In this chamber context, the performances of McHardy and Harriet Williams as Brangäne afforded an unusual first-act opportunity to hear some of the roots of Wagner’s vocal writing in earlier, Italian or at least Italianate, opera. Shorn of rich orchestral tapestry, the score, or better one’s aural perspective upon it, yielded other secrets: words and their meaning, steeped in Novalis's verse as much as the philosophy of Schopenhauer, often overlooked amidst the musicodramatic maelstrom; a grander bel canto than we have come to expect, Wagner’s Norma, rather than Bellini’s; not to forget those treacherous, enticing paths to a Schoenbergian future for voice with ensemble. Williams’s performance, wise and compassionate, with deeply affecting vocal colour—at one point, chalumeau-like in her lower register—had this listener long for more.

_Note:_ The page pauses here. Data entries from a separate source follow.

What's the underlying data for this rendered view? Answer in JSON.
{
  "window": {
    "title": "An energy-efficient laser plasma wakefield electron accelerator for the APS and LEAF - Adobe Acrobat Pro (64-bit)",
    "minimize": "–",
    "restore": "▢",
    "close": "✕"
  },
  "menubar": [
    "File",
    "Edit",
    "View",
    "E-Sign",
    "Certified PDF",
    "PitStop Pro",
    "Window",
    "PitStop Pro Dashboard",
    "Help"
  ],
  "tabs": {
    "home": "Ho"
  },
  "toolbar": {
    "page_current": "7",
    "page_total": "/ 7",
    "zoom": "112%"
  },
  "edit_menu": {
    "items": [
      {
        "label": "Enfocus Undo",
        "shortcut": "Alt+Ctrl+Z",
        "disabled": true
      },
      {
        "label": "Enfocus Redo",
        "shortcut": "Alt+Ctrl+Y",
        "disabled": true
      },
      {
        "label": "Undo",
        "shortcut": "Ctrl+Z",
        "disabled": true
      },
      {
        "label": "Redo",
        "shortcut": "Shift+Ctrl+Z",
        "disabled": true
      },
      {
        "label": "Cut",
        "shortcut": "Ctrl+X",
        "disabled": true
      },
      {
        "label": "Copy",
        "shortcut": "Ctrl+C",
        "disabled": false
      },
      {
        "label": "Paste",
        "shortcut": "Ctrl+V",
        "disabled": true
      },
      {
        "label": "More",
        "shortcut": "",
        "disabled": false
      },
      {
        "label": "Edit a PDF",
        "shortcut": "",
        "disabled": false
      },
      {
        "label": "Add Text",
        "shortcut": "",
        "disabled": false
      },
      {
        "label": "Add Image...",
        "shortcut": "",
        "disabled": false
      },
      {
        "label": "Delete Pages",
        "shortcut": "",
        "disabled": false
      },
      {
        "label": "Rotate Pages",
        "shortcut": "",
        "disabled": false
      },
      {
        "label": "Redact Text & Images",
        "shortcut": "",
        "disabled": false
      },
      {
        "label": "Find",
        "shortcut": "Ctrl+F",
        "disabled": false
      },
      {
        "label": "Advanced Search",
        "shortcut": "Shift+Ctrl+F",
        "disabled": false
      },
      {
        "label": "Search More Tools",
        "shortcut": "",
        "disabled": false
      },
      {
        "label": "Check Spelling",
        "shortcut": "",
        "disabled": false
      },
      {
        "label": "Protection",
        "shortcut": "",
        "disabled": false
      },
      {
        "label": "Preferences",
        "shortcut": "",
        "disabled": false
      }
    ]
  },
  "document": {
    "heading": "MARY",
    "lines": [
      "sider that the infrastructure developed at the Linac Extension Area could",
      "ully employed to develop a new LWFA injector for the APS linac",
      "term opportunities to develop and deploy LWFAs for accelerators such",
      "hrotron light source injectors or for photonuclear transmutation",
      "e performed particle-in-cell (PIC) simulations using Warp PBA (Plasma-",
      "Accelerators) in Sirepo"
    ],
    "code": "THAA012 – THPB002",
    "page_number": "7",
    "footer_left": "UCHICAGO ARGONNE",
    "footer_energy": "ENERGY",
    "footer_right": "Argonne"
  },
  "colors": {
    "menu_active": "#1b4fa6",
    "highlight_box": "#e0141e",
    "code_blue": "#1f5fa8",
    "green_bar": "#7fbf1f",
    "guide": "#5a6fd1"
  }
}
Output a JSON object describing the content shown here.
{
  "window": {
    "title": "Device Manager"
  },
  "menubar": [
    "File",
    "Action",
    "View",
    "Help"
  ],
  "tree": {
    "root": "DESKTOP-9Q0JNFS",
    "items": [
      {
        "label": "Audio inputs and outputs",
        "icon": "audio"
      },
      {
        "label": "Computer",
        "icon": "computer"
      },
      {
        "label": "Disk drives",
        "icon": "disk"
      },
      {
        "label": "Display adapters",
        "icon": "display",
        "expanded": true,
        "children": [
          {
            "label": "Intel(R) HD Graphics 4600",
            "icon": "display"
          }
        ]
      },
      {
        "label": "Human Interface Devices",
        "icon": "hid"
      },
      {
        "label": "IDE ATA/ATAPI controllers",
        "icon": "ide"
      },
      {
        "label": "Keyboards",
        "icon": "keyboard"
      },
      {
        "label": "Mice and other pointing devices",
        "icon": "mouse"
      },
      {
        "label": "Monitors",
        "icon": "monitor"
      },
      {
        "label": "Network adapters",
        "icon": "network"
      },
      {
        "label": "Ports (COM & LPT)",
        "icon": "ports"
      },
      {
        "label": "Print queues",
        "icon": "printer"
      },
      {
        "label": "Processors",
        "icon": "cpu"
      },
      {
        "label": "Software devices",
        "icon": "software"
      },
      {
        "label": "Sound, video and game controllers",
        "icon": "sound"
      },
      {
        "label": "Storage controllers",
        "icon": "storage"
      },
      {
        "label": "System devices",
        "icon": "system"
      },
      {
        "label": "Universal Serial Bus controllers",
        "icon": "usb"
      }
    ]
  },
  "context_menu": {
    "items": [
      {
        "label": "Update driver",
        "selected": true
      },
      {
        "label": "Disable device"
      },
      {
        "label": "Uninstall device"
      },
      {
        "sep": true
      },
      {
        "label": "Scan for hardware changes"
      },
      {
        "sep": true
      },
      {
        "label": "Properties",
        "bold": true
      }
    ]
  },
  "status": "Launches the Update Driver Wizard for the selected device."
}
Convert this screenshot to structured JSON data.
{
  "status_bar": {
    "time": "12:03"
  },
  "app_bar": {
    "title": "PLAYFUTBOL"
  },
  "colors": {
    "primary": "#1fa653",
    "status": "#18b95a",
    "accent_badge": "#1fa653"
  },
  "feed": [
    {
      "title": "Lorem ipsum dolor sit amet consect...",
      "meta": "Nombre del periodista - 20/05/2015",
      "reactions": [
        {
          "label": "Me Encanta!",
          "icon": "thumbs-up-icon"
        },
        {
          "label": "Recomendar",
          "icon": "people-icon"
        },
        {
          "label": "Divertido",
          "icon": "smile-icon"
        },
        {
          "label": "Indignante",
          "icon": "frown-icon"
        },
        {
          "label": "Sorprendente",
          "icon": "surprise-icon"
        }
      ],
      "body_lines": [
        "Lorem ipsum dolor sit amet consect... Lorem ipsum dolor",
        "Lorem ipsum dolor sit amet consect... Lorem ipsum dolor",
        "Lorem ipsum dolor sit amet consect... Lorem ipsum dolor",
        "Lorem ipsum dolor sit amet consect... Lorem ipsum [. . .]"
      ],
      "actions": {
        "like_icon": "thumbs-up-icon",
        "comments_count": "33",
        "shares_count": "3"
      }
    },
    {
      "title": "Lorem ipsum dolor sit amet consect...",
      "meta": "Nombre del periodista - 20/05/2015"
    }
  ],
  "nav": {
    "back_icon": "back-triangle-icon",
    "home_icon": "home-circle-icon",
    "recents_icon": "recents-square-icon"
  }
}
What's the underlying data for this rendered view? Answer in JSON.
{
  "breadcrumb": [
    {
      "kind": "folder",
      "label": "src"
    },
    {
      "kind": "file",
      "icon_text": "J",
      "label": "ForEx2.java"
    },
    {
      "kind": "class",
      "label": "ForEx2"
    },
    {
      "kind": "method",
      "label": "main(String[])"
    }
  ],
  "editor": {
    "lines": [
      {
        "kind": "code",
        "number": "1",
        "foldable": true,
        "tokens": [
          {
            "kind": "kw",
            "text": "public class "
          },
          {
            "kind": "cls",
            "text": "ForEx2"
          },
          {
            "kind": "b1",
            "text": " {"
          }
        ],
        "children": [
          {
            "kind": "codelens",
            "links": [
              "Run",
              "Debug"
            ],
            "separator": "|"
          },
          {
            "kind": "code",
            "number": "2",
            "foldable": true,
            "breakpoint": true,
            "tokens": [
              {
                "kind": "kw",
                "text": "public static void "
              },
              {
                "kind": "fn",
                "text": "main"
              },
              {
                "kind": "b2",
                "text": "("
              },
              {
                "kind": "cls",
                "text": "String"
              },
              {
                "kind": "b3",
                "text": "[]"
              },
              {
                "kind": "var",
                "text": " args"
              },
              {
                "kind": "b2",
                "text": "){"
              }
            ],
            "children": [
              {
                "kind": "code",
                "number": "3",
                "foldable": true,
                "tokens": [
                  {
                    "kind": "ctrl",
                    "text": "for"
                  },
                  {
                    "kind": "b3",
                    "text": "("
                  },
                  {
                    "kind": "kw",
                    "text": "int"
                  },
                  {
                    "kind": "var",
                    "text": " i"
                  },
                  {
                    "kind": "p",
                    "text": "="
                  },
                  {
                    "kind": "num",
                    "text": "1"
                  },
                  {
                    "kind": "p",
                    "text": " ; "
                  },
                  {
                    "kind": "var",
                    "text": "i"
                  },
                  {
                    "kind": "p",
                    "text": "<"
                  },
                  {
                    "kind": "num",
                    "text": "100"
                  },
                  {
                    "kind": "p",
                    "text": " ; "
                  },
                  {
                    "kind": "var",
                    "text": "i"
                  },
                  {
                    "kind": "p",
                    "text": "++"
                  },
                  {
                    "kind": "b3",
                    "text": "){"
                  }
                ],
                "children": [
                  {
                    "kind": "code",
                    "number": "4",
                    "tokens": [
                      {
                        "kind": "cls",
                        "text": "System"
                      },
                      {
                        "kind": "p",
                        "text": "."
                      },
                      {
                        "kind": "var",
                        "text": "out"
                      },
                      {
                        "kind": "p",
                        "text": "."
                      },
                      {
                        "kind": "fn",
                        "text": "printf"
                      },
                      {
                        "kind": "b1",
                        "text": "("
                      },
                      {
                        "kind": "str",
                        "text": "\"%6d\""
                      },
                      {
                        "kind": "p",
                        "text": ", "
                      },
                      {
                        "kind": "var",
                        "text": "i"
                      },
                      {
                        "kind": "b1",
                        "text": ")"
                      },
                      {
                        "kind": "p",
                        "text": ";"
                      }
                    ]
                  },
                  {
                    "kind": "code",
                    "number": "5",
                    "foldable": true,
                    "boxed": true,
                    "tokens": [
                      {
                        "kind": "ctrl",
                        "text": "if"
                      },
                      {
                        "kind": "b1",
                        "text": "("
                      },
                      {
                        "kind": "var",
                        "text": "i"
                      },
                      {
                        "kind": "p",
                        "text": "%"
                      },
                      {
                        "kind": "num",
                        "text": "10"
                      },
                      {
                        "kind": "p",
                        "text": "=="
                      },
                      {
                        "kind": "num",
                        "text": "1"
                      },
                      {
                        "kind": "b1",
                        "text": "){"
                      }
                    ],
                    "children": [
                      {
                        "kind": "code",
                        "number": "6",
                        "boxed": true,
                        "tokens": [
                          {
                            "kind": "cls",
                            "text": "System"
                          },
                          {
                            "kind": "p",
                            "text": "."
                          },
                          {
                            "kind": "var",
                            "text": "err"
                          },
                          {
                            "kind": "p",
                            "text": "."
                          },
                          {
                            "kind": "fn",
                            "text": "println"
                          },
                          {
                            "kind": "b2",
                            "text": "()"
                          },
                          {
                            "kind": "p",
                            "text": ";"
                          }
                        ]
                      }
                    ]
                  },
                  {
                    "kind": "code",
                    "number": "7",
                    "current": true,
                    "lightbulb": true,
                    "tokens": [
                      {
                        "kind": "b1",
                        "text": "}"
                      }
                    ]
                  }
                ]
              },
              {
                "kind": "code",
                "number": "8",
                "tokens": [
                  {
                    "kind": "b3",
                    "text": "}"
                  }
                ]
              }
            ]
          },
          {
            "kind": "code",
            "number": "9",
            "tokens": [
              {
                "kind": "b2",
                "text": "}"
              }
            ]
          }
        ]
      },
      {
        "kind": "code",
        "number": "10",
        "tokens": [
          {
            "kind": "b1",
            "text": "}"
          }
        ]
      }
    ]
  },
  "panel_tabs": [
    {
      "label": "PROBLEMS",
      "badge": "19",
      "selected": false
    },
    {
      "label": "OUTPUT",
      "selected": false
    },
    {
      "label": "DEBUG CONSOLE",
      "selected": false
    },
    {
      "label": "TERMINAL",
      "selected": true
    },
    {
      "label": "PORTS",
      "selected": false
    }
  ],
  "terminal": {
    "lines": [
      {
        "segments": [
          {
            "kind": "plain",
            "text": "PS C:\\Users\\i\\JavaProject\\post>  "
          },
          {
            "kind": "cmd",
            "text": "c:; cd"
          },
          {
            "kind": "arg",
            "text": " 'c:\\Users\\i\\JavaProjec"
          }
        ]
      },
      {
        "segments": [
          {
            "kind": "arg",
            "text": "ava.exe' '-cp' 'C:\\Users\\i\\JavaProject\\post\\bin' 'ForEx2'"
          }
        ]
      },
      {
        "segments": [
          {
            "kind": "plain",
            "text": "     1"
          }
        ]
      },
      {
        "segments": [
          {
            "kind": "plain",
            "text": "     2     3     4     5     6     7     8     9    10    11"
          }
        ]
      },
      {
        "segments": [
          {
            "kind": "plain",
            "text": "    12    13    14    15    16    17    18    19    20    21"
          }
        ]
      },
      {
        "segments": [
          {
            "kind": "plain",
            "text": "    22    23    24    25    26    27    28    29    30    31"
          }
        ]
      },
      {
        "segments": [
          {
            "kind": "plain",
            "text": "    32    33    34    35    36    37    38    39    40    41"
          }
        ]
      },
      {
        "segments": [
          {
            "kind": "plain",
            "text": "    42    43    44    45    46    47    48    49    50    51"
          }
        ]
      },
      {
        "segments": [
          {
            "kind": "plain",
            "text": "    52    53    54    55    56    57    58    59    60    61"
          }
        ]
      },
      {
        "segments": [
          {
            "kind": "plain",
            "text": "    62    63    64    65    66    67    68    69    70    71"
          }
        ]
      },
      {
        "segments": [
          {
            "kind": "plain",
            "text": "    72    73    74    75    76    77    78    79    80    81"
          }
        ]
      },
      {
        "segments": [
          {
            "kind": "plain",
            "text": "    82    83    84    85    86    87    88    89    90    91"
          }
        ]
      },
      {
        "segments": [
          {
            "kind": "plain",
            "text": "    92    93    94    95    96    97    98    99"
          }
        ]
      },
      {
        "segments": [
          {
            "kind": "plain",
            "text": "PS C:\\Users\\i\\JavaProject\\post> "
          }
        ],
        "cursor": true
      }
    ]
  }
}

Moreover, not only was there no weak link in the cast; strength of ensemble and dramatic interaction rendered it considerably more than the sum of its parts. Louis Hurst’s honest Kurwenal; finely etched accounts of the Young Sailor and Melot from Ben Thapa and Jonathan Cooke; Richard Wiegold’s sonorous King Marke, timbre and delivery redolent at times of noble Finnish predecessors such as Martti Talvela and Matti Salminen: all were valued contributors. It was, however, the keenly communicative qualities Bo Wang’s Shepherd and Steersman that made the greatest impression on me: nothing taken for granted, all presented with palpable sincerity and commitment. Above all, this was an accomplished and moving company debut.